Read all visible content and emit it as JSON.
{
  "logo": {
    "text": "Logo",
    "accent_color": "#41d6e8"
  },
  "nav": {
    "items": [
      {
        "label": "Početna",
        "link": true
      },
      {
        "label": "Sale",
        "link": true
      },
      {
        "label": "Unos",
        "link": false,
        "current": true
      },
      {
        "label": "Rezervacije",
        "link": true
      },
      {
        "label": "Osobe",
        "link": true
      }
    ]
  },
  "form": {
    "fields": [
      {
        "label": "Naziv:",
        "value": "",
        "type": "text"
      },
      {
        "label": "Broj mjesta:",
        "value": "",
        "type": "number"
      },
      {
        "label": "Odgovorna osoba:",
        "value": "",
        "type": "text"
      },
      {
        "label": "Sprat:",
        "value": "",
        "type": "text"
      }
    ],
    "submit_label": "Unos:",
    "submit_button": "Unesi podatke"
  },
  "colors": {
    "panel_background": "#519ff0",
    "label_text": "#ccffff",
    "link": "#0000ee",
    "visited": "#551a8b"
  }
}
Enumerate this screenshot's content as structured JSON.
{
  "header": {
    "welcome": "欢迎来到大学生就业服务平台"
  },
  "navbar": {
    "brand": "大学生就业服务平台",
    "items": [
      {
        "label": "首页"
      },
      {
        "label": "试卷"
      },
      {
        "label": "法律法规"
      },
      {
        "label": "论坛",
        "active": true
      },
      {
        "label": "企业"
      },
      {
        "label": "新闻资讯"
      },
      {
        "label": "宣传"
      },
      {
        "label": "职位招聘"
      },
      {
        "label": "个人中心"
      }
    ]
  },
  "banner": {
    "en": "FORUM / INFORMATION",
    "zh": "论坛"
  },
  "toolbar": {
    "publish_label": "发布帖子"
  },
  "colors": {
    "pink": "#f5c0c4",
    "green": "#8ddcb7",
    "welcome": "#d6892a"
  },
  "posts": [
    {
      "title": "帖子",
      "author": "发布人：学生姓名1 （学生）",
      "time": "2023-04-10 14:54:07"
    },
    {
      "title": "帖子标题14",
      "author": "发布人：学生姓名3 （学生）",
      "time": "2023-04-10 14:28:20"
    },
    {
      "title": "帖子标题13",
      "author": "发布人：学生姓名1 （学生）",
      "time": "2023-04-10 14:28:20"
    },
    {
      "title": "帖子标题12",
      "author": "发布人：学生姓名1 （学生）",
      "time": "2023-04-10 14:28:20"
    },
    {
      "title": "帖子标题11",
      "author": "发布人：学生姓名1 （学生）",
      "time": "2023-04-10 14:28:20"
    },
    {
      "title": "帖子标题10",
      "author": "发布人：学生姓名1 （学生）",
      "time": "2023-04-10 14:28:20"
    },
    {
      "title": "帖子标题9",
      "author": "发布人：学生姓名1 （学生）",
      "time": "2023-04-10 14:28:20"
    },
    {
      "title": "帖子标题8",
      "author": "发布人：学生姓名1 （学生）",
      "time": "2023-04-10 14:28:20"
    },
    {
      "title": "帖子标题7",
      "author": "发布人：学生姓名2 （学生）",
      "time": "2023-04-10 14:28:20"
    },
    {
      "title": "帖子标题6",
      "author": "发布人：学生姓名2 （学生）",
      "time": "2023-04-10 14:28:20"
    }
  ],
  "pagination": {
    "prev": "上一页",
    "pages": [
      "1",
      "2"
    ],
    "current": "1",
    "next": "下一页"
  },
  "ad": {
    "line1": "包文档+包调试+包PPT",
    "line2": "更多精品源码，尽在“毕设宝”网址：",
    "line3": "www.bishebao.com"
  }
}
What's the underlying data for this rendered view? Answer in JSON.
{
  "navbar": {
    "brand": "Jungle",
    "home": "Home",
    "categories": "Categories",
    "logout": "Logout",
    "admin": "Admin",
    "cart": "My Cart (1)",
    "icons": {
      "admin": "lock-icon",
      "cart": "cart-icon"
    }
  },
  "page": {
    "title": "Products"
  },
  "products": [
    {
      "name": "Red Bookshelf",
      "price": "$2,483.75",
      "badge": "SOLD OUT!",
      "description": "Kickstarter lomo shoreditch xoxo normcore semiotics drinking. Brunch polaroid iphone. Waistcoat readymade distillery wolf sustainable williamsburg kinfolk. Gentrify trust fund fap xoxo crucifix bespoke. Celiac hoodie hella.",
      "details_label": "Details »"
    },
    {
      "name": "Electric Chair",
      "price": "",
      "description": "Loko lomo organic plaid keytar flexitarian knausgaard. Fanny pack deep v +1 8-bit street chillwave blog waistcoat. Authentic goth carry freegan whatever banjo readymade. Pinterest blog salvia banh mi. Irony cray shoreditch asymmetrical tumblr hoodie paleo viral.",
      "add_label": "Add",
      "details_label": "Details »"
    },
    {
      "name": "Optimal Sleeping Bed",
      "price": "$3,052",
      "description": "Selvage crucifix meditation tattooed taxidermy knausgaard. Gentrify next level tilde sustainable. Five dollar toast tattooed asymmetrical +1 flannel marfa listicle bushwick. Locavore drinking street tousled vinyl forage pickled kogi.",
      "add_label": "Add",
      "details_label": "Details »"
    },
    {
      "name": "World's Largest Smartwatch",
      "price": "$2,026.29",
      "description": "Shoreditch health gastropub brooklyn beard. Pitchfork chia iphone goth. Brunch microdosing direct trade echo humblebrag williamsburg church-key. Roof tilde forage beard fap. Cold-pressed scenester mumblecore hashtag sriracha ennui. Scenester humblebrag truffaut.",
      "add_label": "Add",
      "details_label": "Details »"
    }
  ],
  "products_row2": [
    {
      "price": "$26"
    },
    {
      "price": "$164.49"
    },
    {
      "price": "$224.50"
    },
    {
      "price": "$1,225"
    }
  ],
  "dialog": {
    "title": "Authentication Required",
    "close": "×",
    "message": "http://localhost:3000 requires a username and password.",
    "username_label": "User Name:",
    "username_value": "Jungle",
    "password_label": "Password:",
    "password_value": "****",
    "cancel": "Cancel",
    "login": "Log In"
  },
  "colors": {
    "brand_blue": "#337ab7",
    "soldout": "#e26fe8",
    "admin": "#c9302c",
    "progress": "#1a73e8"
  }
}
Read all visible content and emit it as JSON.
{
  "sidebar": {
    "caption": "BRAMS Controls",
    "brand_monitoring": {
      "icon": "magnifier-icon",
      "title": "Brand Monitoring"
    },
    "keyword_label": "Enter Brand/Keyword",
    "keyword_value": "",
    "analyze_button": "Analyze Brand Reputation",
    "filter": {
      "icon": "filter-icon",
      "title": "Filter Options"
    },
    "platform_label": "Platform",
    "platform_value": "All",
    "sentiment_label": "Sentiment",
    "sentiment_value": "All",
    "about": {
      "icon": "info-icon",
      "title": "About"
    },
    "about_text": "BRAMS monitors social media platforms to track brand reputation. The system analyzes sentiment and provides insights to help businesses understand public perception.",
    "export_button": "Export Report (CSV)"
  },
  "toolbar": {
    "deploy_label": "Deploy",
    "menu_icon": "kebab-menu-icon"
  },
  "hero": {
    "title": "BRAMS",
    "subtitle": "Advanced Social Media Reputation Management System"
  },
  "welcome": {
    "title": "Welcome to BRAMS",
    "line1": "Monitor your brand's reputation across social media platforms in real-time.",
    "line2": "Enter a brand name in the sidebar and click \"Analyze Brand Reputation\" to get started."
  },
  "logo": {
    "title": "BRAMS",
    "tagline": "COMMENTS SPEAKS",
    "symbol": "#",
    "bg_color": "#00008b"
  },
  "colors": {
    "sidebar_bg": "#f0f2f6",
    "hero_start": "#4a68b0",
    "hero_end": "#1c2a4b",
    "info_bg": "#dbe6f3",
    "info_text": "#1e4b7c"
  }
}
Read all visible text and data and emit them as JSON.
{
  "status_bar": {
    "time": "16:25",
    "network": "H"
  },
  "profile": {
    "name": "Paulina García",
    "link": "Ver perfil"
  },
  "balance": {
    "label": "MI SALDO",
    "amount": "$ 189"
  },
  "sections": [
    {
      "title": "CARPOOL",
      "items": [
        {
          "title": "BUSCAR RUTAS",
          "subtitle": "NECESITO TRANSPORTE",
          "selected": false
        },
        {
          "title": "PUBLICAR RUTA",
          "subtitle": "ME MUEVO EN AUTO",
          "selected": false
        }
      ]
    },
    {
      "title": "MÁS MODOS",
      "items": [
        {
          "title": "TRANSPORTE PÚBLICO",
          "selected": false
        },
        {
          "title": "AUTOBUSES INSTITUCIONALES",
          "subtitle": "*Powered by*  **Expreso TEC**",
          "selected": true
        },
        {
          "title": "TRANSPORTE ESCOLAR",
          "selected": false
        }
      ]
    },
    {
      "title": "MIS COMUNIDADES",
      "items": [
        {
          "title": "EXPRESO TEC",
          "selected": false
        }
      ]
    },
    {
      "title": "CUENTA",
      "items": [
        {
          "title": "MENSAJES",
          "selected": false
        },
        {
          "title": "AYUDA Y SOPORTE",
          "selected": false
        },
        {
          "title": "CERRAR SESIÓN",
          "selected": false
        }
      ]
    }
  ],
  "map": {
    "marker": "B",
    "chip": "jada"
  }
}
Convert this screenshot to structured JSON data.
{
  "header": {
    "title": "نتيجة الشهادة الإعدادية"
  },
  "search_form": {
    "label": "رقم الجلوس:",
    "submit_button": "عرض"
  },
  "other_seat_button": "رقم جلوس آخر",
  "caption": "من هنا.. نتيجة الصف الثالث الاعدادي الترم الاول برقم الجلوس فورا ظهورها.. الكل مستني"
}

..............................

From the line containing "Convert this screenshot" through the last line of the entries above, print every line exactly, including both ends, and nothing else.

Convert this screenshot to structured JSON data.
{
  "header": {
    "title": "نتيجة الشهادة الإعدادية"
  },
  "search_form": {
    "label": "رقم الجلوس:",
    "submit_button": "عرض"
  },
  "other_seat_button": "رقم جلوس آخر",
  "caption": "من هنا.. نتيجة الصف الثالث الاعدادي الترم الاول برقم الجلوس فورا ظهورها.. الكل مستني"
}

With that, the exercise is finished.